Growing Brugmansias

I have a fascination with brugmansias ("brugs" to those gardeners who grow them.) They have the most beautiful and spell-binding flowers. They are also very easy to grow indoors or outdoors in the summer.

I got mine as cuttings in the mail. I traded someone for them in Sept of last year. Cuttings root very easily in water but only if the water is warm. If you let the water get cold, they will not root. It is important to keep the cuttings in a place that stays fairly warm most of the time. Unfortunately, in mid winter or late fall, that can be difficult for some people. You can always use a heating pad on low, with a few towels folded on it for warmth under the water. After a few short days in warm water the cuttings will develop pre-root thingies (its an industry term) on the part in the water. They should look like this:

After these have developed you can safely plant your cutting in slightly damp potting soil. Keep the cutting fairly warm and only slightly damp. Too much water will cause it to rot and too dry will kill it. Brugs do not like to dry out at all, so just keep it constantly slightly moist. I have not had a problem with mine. When they look a little wilted, I water them. I usually end up watering them about the same as my other houseplants, after they have started growing.

I keep mine in the kitchen by the south patio door. I empty the day old coffee into their various pots every morning and dump the coffee grounds into their pots. They seem to like it.

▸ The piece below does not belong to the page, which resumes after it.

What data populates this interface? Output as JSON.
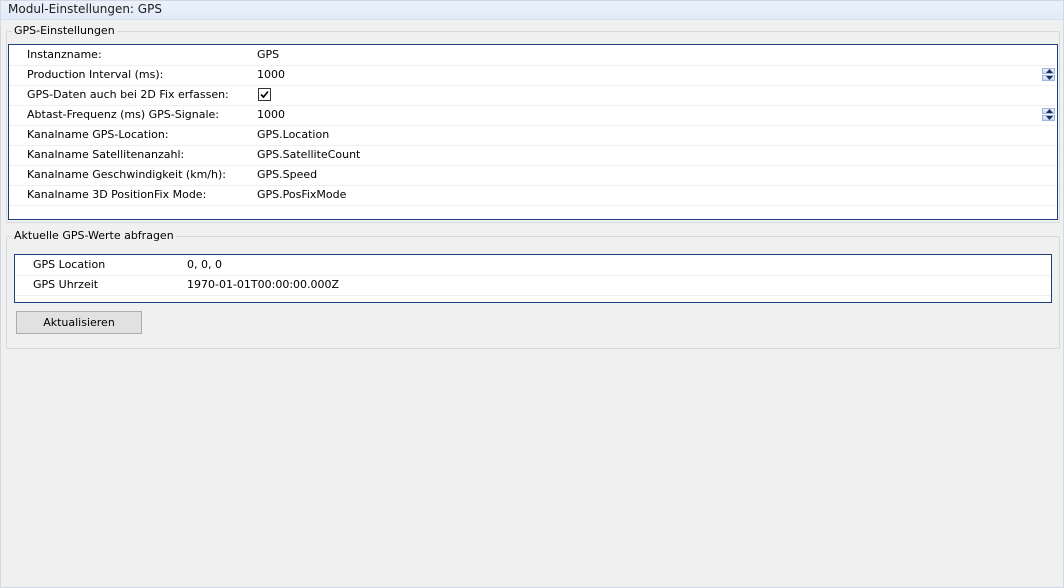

After a couple of weeks you should have some leaves sprouting. Put the cutting in a sunny area throughout the winter. It doesn't have to be a south window, just an area that gets some sun. The goal is to keep it alive until you can put it outside in the spring, after all danger of frost has passed.

After they have started actively growing, feed them weekly with a very mild fertilizer solution.

I kept the growing new plants in the kitchen all winter long. By the time spring came along they were this size. Your brugmansia will triple in size outdoors in the summertime.

When all danger of frost has completely passed, they can go outside. Up here in the north, they do best in full sun. Down in the southern states in the extreme heat, they do best in a fairly shady area. Half shade is ideal.

When they are actively growing they need a lot of fertilizer. They are heavy feeders. I almost think it is impossible to overfeed them. I use time release fertilizer in the spring and apply it liberally into the soil and the planting hole where my brugs are going.

They will grow at an alarming rate with good light, lots of fertilizer and enough water. They don't like to dry out completely and will wilt readily if they need water, and they need a lot of it. If given the right conditions, you will be rewarded with the most fantastic blooms you have ever seen. I started my cuttings in September 2008. I got my first bloom in October 2009. This is it.

If you live in the great white north, as I do, you will need to do one of two things with your brugmansias in the fall. You can either dig them up, plant into very large pots and bring indoors to be grown as houseplants; or you can dig up the root ball, put it into a pot or plastic bag, water and keep in the cold cellar, cold, unfrozen and dormant until the following spring.

When spring arrives and all danger of frost is past, it can be planted back outdoors again. You will need to harden it off and put it outside gradually.

If you start your cuttings now, perhaps you can get blooms by next fall too. If mine continue to grow indoors. I will have some cuttings to trade soon. If you are interested in a cutting from the pink one pictured above, please send me an email.

This is what I am hoping for from my mature brugmansias next summer. These photos are not mine. These magnificent plants belong to someone else, but there is hope for mine next year!